When one blocked a punt, the other was there to fall on the ball in the end zone for a touchdown.
When one caused a fumble on a quarterback sack, the other was there to scoop it up to ensure a turnover.
There was an obvious connection between Cole Gardner and Austin Lewis on the football field Saturday night at Lakes High School. The two Batavia defensive linemen were reading each other well, and playing off of each other even better.
The kind of chemistry they showed over and over again in helping Batavia to a 42-0 Class 6A quarterfinal victory over Lakes in Lake Villa doesn't just develop overnight.
Then again, it usually doesn't take a lifetime to come together either.
But, that is indeed the case for Gardner and Lewis, who have literally known each other … forever.
"Since we were zero. That's how long we've known each other," Austin Lewis said with a laugh. "I was in the waiting room when Cole was born."
Amazingly, it's true.
Gardner's parents and Lewis's parents are best friends. In fact, the dads even played football together at Geneva High School. On the day that Cole was born 18 years ago at Delnor Hospital in Geneva, Austin's mom did what any good friend would do and went to the hospital to visit her friend and the new baby. She brought along Austin, who was about 4 or 5 months old at the time.
Cole and Austin have been good friends ever since. They grew up going to the same play dates and eventually played on the same youth football teams together.
Now, all these years later, they'll be moving on the state semifinals with the rest of the top-seeded Bulldogs, who improve to 12-0. They'll host No. 2 Prairie Ridge next week.
Fifth-seeded Lakes, meanwhile, wraps up its most successful season in school history with a 9-3 record.
"He's a great friend and we've hung out our whole lives," Gardner said of his relationship with Lewis. "There are pictures of Austin goofing around with me when I was first born. Our families have had Christmases together. When we got older, we'd play catch together all the time. We have such great chemistry. He plays right next to me on the line. It's great. We like to team up to do things together."
Gardner and Lewis gave Lakes a dose of their double trouble right away.
On the first series of the game, Lakes was forced to punt after just three plays. The Eagles were pinned deep in their own territory and punter Tanner Blain had to take the snap from his own end zone.
Blain never got the kick off.
The long arms of the 6-foot-6 Gardner blocked the punt and then Lewis, who was predictably nearby, fell on the ball in the end zone.
"That play was everything," Batavia coach Dennis Piron said of the blocked punt and early touchdown. "It set the tone and it showed the intensity that we played with all game long on special teams, on defense and on offense. We were very aggressive from the opening bell and I'm very, very proud of that effort."

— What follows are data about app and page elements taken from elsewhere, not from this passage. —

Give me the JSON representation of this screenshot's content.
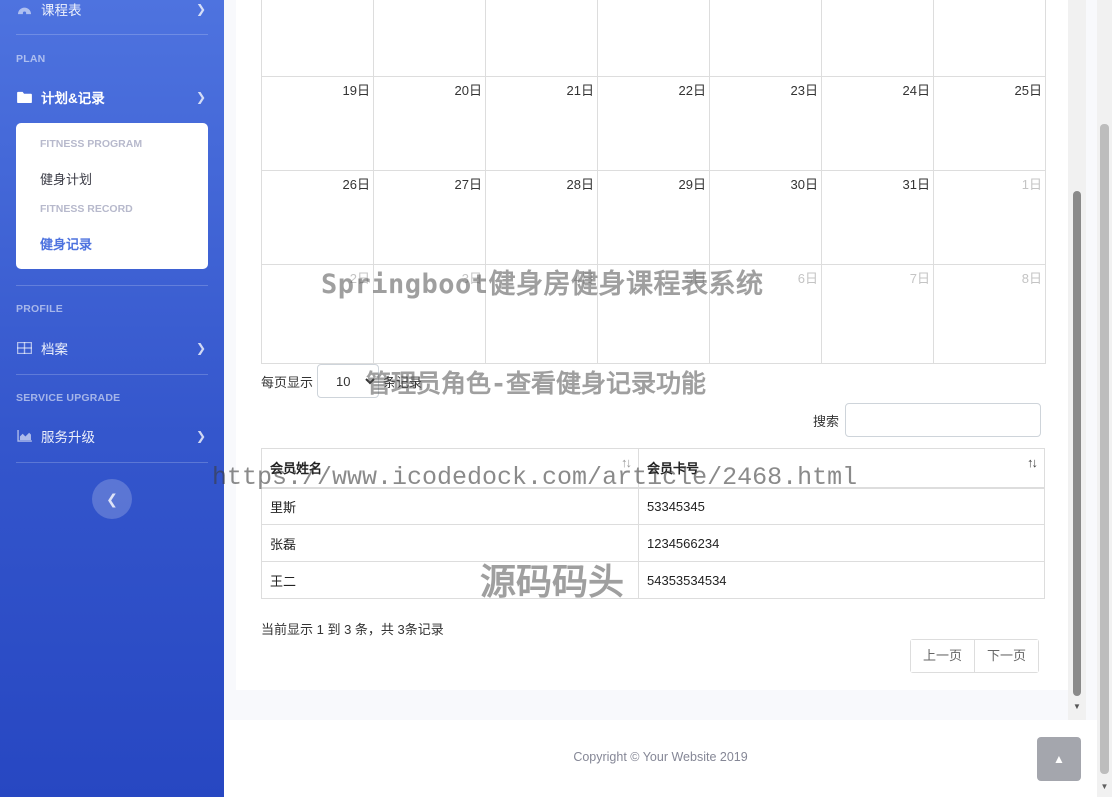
{
  "sidebar": {
    "top_item": {
      "label": "课程表"
    },
    "plan_heading": "PLAN",
    "plan_item": {
      "label": "计划&记录"
    },
    "collapse": {
      "fitness_program_heading": "FITNESS PROGRAM",
      "fitness_plan_label": "健身计划",
      "fitness_record_heading": "FITNESS RECORD",
      "fitness_record_label": "健身记录"
    },
    "profile_heading": "PROFILE",
    "profile_item": {
      "label": "档案"
    },
    "service_heading": "SERVICE UPGRADE",
    "service_item": {
      "label": "服务升级"
    },
    "icons": {
      "top": "dashboard-icon",
      "plan": "folder-icon",
      "profile": "table-icon",
      "service": "chart-area-icon",
      "toggle": "chevron-left-icon"
    }
  },
  "calendar": {
    "weeks": [
      [
        {
          "day": "",
          "other": false
        },
        {
          "day": "",
          "other": false
        },
        {
          "day": "",
          "other": false
        },
        {
          "day": "",
          "other": false
        },
        {
          "day": "",
          "other": false
        },
        {
          "day": "",
          "other": false
        },
        {
          "day": "",
          "other": false
        }
      ],
      [
        {
          "day": "19日",
          "other": false
        },
        {
          "day": "20日",
          "other": false
        },
        {
          "day": "21日",
          "other": false
        },
        {
          "day": "22日",
          "other": false
        },
        {
          "day": "23日",
          "other": false
        },
        {
          "day": "24日",
          "other": false
        },
        {
          "day": "25日",
          "other": false
        }
      ],
      [
        {
          "day": "26日",
          "other": false
        },
        {
          "day": "27日",
          "other": false
        },
        {
          "day": "28日",
          "other": false
        },
        {
          "day": "29日",
          "other": false
        },
        {
          "day": "30日",
          "other": false
        },
        {
          "day": "31日",
          "other": false
        },
        {
          "day": "1日",
          "other": true
        }
      ],
      [
        {
          "day": "2日",
          "other": true
        },
        {
          "day": "3日",
          "other": true
        },
        {
          "day": "4日",
          "other": true
        },
        {
          "day": "5日",
          "other": true
        },
        {
          "day": "6日",
          "other": true
        },
        {
          "day": "7日",
          "other": true
        },
        {
          "day": "8日",
          "other": true
        }
      ]
    ]
  },
  "table_controls": {
    "length_prefix": "每页显示",
    "length_value": "10",
    "length_suffix": "条记录",
    "search_label": "搜索",
    "search_value": ""
  },
  "table": {
    "headers": [
      "会员姓名",
      "会员卡号"
    ],
    "rows": [
      [
        "里斯",
        "53345345"
      ],
      [
        "张磊",
        "1234566234"
      ],
      [
        "王二",
        "54353534534"
      ]
    ],
    "sort_icon": "sort-icon"
  },
  "info_text": "当前显示 1 到 3 条，共 3条记录",
  "pagination": {
    "prev": "上一页",
    "next": "下一页"
  },
  "footer": "Copyright © Your Website 2019",
  "scroll_top_icon": "chevron-up-icon",
  "watermarks": [
    "Springboot健身房健身课程表系统",
    "管理员角色-查看健身记录功能",
    "https://www.icodedock.com/article/2468.html",
    "源码码头"
  ]
}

By halftime, Batavia boasted a 21-0 lead, which included a 16-yard touchdown pass from quarterback Noel Gaspari to Gardner, who also plays tight end.

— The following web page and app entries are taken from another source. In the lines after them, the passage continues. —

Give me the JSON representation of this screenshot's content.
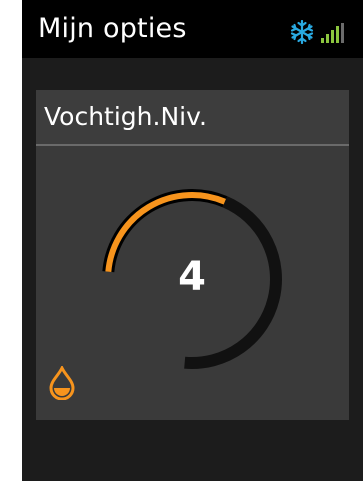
{
  "header": {
    "title": "Mijn opties",
    "icons": {
      "mode": "snowflake-icon",
      "signal": "signal-strength-icon"
    },
    "signal_level": 0.8
  },
  "setting": {
    "title": "Vochtigh.Niv.",
    "value": "4",
    "level_fraction": 0.4,
    "icon": "water-drop-icon"
  },
  "colors": {
    "accent": "#f7941d",
    "snowflake": "#29a9e1",
    "signal": "#8cc63f",
    "track": "#111111",
    "background": "#1c1c1c",
    "card": "#3a3a3a"
  }
}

Gardner caught another touchdown pass (4 yards) midway through the third quarter to give the Bulldogs a 28-0 lead, and then teamed up with Lewis again to help set up another touchdown right before the end of the quarter.

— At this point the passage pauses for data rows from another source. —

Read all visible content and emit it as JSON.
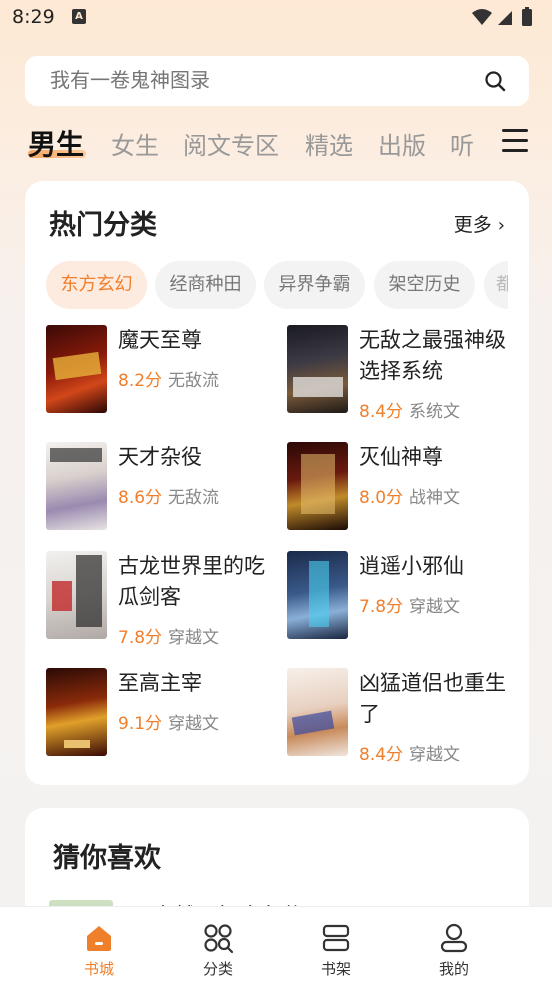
{
  "status": {
    "time": "8:29"
  },
  "search": {
    "placeholder": "我有一卷鬼神图录"
  },
  "tabs": [
    "男生",
    "女生",
    "阅文专区",
    "精选",
    "出版",
    "听"
  ],
  "hot": {
    "title": "热门分类",
    "more": "更多",
    "chips": [
      "东方玄幻",
      "经商种田",
      "异界争霸",
      "架空历史",
      "都"
    ],
    "books": [
      {
        "title": "魔天至尊",
        "score": "8.2分",
        "tag": "无敌流"
      },
      {
        "title": "无敌之最强神级选择系统",
        "score": "8.4分",
        "tag": "系统文"
      },
      {
        "title": "天才杂役",
        "score": "8.6分",
        "tag": "无敌流"
      },
      {
        "title": "灭仙神尊",
        "score": "8.0分",
        "tag": "战神文"
      },
      {
        "title": "古龙世界里的吃瓜剑客",
        "score": "7.8分",
        "tag": "穿越文"
      },
      {
        "title": "逍遥小邪仙",
        "score": "7.8分",
        "tag": "穿越文"
      },
      {
        "title": "至高主宰",
        "score": "9.1分",
        "tag": "穿越文"
      },
      {
        "title": "凶猛道侣也重生了",
        "score": "8.4分",
        "tag": "穿越文"
      }
    ]
  },
  "guess": {
    "title": "猜你喜欢",
    "peek": "穿越八年才出道"
  },
  "nav": [
    {
      "label": "书城",
      "icon": "home-icon"
    },
    {
      "label": "分类",
      "icon": "category-icon"
    },
    {
      "label": "书架",
      "icon": "bookshelf-icon"
    },
    {
      "label": "我的",
      "icon": "profile-icon"
    }
  ],
  "colors": {
    "accent": "#f07f2c",
    "chip_active_bg": "#fdebdf"
  }
}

Lakes had driven more than 50 yards to the Batavia 16-yard line with about 2 minutes left in the third quarter. But then Gardner chased down Lakes quarterback Chris Hoffman and while sacking him forced out the football.
Guess who landed on the ball?
Two plays later, the Bulldogs scored when Gaspari threw his third touchdown pass, a 69-yard bomb to Jon Gray.
"They swarmed the ball really good," Lakes quarterback Chris Hoffman said of the Batavia defense. "They're big and fast and they're just really good. We couldn't get anything going. We couldn't sustain anything."
And Lakes fullback Direll Clark, who was coming off of two straight games in which he rushed for 200-plus yards, was forced to work really hard for each and every one of his 109 rushing yards (on 24 carries).
Meanwhile, the Bulldogs were able to roll up 394 total yards, 147 on the ground and 247 through the air with Gaspari. He completed 18-of-25 passes and spread the wealth between six receivers.
Evan Zeddies had 6 catches for 61 yards, Zach Strittmatter had 4 catches for 35 yards and Gray had 3 catches for 91 yards.
"When we play our best football, we're pretty hard to beat," Piron said. "We were clicking offensively and got in a great rhythm."
The Eagles had been in a great rhythm in winning their previous five games. They weren't ready to end their best season in school history.
Just six years into its existence, Lakes made the quarterfinals for the first time ever.
"You can't let the last game be the determining factor about how you think about your season," Lakes coach Luke Mertens said. "This one stings and it's hard to swallow but this was a great year for us. No one expected us to be here, especially (getting to the quarterfinals) as fast as we have (as a relatively new school). It's a tremendous accomplishment and it's a lot for us to be proud of."